US Assistant Secretary of State for Political-Military Affairs R Clarke Cooper also slammed China for the manoeuvres. “It was completely inappropriate of China to take such an aggressive act,” he said. “There should be responsible behaviour to make sure that the region is free and open not just for navigation but also for trade and for relationships. Such coercive, aggressive behaviour is counter to having a free and open Indo-Pacific region,” he said.
However, China’s air intrusions into Taiwan continued in March and April. These aircraft came close to Taiwan’s Air Defence Identification Zone. Taiwan’s Ministry of Defence said it had to respond to Chinese fighters which flew above the waters southwest of Taiwan, conducting night time exercises. “After our air reconnaissance and patrol aircraft responded appropriately, and broadcast (an order) to drive them away, the communist aircraft flew away from our Air Defense Identification Zone,” it added. Towards the end of March, Taiwan again stated that there were as many as four “targeted” drills by China around Taiwan, which are “concrete evidence of provocations and threats”.
China’s hostility towards Taiwan is not new. But the latest military actions come against the backdrop of Taiwan seeking to expose China over the coronavirus crisis. Taiwan has often said that it had written an email to the WHO on December 31, alerting it about the virus being detected in mainland China and the possibility of it being transmitted from human to human. But WHO, based on information provided by China, remained in denial mode.
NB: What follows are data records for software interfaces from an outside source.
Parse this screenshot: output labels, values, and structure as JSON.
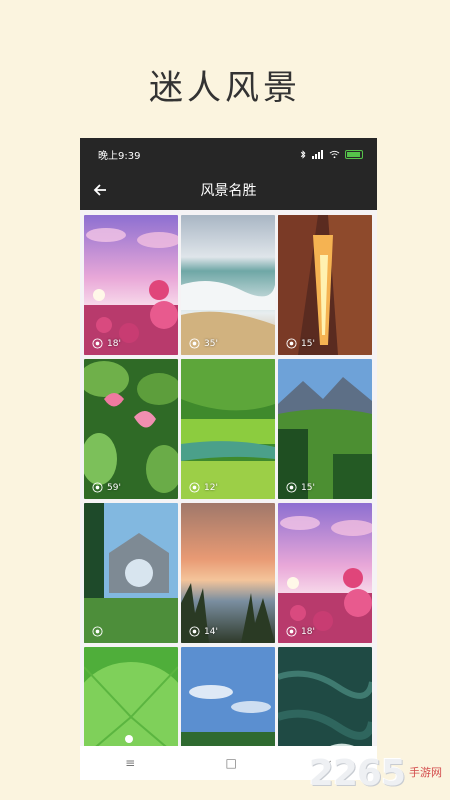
{
  "headline": "迷人风景",
  "status_bar": {
    "time": "晚上9:39"
  },
  "app_bar": {
    "title": "风景名胜",
    "back_icon": "back-arrow-icon"
  },
  "wallpapers": [
    {
      "duration": "18'",
      "scene": "pink-sky-flower-field"
    },
    {
      "duration": "35'",
      "scene": "ocean-waves-beach"
    },
    {
      "duration": "15'",
      "scene": "sunset-canyon"
    },
    {
      "duration": "59'",
      "scene": "lotus-flowers"
    },
    {
      "duration": "12'",
      "scene": "green-meadow-stream"
    },
    {
      "duration": "15'",
      "scene": "mountain-valley-forest"
    },
    {
      "duration": "",
      "scene": "sunlit-house-forest"
    },
    {
      "duration": "14'",
      "scene": "sunset-lake-grass"
    },
    {
      "duration": "18'",
      "scene": "pink-sky-flower-field"
    },
    {
      "duration": "",
      "scene": "lotus-leaf-droplet"
    },
    {
      "duration": "",
      "scene": "blue-sky-field"
    },
    {
      "duration": "",
      "scene": "dark-sea-water"
    }
  ],
  "nav_bar": {
    "menu": "≡",
    "home": "□",
    "back": "‹"
  },
  "watermark": {
    "number": "2265",
    "text": "手游网"
  }
}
It was on January 13 that the WHO reported that a person in Thailand, who had visited Wuhan, was afflicted with the novel coronavirus, a strain that had not been previously identified in humans. “WHO reiterates that it is essential that investigations of the novel coronavirus continue in China to identify the source of the outbreak and any animal reservoirs or intermediate hosts,” the global health body tweeted that day.
At the same time, WHO warned that the possibility of novel coronavirus cases being identified in other countries was not unexpected and called for “active monitoring and preparedness” in other countries. It also issued guidance on how to detect and treat persons infected with the virus. The next day, WHO said that preliminary investigations conducted by Chinese authorities had found “no clear evidence of human-to-human transmission” of the novel coronavirus identified in Wuhan. Six days later, on January 20, the WHO said China confirmed 139 new cases of coronavirus in Wuhan, Beijing and Shenzen. “This is the result of increased searching and testing for 2019-nCoV among people sick with respiratory illness,” the WHO tweeted. All the patients were believed to have visited Wuhan.
On January 22, China confirmed that the deadly virus can be passed from human to human. It stated this while reporting that many people had died and more than 440 had fallen ill due to the virus. One patient was believed to have infected as many as 14 medical staff in one hospital, suggesting the disease could be spread far more easily than previously thought. Coronavirus cases were also detected in Taiwan, South Korea, Thailand, Japan, and the US, with reports of potential cases in Australia.
The virus spread like wildfire, catching countries, including those with the most modern healthcare infrastructure, off-guard. Europe and the US were especially affected and the catastrophe continues to ravage the world, with no end in sight.
Lead Picture: fmprc.gov.cn